Concern about the threat of AIDs, avian flu, and other potential epidemics is very high in Asian countries surveyed, especially China, where it is the top threat. Americans are the least concerned, with less than one-half seeing this as a critical threat.
Disruption in energy supply ranks near the top of the list of critical threats in all countries surveyed except India. Securing adequate supplies of energy is also considered a very important foreign policy goal by majorities in all these countries. Americans, South Koreans, Chinese, and Indians say competition over vital energy resources like oil and gas will be a somewhat or very likely source of conflict between major powers in Asia in the future.
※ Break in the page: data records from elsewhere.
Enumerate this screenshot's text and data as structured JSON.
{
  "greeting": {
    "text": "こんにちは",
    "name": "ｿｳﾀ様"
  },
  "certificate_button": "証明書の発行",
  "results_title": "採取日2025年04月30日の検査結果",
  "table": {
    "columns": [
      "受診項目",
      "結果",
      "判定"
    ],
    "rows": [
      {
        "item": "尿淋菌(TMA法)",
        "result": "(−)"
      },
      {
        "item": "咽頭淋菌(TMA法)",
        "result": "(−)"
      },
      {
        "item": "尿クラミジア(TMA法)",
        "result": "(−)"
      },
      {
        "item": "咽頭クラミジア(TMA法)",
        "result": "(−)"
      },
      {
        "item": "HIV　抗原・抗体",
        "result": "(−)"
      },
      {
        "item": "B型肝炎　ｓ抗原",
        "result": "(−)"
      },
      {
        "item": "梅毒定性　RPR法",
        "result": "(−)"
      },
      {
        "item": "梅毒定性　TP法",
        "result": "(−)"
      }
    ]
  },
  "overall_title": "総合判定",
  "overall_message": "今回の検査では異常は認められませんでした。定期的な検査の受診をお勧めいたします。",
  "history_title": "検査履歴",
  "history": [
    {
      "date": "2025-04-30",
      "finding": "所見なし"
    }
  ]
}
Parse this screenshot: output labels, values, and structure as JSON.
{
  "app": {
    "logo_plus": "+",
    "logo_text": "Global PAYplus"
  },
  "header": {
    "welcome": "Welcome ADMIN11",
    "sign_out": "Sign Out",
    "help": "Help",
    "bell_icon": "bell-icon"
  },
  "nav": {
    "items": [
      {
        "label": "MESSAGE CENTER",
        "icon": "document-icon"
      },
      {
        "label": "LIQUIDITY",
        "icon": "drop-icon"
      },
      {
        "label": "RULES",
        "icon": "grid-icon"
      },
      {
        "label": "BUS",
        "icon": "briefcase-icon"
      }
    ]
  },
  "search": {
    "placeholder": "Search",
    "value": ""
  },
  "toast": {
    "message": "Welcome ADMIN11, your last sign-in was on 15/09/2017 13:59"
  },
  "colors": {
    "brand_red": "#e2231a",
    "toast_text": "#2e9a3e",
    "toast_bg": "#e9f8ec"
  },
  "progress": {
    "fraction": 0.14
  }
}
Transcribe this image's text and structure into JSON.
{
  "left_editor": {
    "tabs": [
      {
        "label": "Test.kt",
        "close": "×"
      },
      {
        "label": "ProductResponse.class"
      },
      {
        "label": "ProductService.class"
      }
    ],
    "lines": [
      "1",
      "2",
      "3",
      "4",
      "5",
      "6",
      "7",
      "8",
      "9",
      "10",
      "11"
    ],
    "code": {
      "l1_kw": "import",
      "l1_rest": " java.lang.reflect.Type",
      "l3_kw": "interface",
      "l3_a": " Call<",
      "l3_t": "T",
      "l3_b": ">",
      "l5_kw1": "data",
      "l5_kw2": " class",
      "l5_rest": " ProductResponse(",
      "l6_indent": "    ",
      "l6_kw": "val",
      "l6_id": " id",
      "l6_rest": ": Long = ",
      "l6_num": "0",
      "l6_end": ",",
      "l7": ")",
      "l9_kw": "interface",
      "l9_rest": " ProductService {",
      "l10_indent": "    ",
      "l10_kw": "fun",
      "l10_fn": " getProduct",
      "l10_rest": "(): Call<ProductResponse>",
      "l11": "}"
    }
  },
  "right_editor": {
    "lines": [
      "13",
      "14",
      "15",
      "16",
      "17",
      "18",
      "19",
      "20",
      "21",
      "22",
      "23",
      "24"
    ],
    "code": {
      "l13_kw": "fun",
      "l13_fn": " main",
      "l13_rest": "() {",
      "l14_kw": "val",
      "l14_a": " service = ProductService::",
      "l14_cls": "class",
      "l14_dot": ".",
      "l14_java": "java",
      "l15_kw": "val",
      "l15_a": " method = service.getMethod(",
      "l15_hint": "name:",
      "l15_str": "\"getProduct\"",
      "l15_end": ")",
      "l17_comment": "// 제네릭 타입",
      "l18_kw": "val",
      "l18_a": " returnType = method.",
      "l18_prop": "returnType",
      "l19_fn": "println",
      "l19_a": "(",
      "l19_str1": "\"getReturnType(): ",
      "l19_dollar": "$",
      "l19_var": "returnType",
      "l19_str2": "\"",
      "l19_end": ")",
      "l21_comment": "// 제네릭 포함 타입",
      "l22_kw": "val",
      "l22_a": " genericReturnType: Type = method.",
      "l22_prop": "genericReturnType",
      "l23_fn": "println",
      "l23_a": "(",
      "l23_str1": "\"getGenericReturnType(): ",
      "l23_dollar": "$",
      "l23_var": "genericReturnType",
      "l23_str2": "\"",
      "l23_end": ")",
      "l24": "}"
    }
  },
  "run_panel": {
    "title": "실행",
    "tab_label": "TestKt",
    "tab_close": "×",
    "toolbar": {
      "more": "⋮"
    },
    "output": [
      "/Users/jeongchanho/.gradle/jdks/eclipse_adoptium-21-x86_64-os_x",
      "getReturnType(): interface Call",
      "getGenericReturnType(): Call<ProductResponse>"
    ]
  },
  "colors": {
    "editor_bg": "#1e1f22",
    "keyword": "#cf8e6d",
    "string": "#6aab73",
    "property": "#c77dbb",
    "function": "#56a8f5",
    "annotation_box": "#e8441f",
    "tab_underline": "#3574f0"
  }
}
Large majorities in the United States, China, and India also say it is somewhat or very important that their countries work together to reduce competition over energy resources. Nevertheless, Chinese and Indians think countries should have the right to go to war with another country to preserve access to vital resources such as energy. Americans are split on the issue.
Economic Security, Globalization, and Trade
Protecting jobs is a very high concern in all countries surveyed.
- Globalization is seen as mostly good by majorities in all countries surveyed. Majorities saying this in China and South Korea are extremely high, while the majority in India is small. Americans and Australians fall in between.
- Majorities in all countries surveyed think international trade is good for their countries’ economies, consumers, companies, and their own standards of living. While Chinese, Indians, and South Koreans also think international trade is good for creating jobs in their countries and
- Americans, Chinese, Indians, and South Koreans think the UN Security Council should have the right to authorize force to prevent severe human rights violations such as genocide. All agree further that the UN Security Council has the responsibility to intervene in countries where severe human rights violations such as genocide may be occurring and that it has at least the right if not the responsibility to intervene in the Darfur region of the Sudan (not asked in South Korea).
- Chinese and Americans believe rules against torture should be maintained, while a plurality of Indians think governments should now be allowed to use torture if it may gain information that saves innocent lives. as are American feelings toward the World Bank, multinational corporations, the International Monetary Fund, and the World Court. Chinese have the warmest feelings toward international organizations overall.
- Helping to bring a democratic form of government to other nations is the lowest-ranking foreign policy goal in all countries where the question was asked (the United States, India, South Korea, and Australia).
Multilateralism and the Use of Force
All countries except South Korea, where opinion is split, think their countries should be more willing to make decisions within the United Nations even if they have to go along with a policy that is not their first choice. Majorities in all countries also favor steps to strengthen the United Nations, including giving it the power to regulate the international arms trade, having a standing UN peacekeeping force, giving it authority to go into countries to investigate human rights violations, and creating an international marshals service that could arrest leaders responsible for genocide.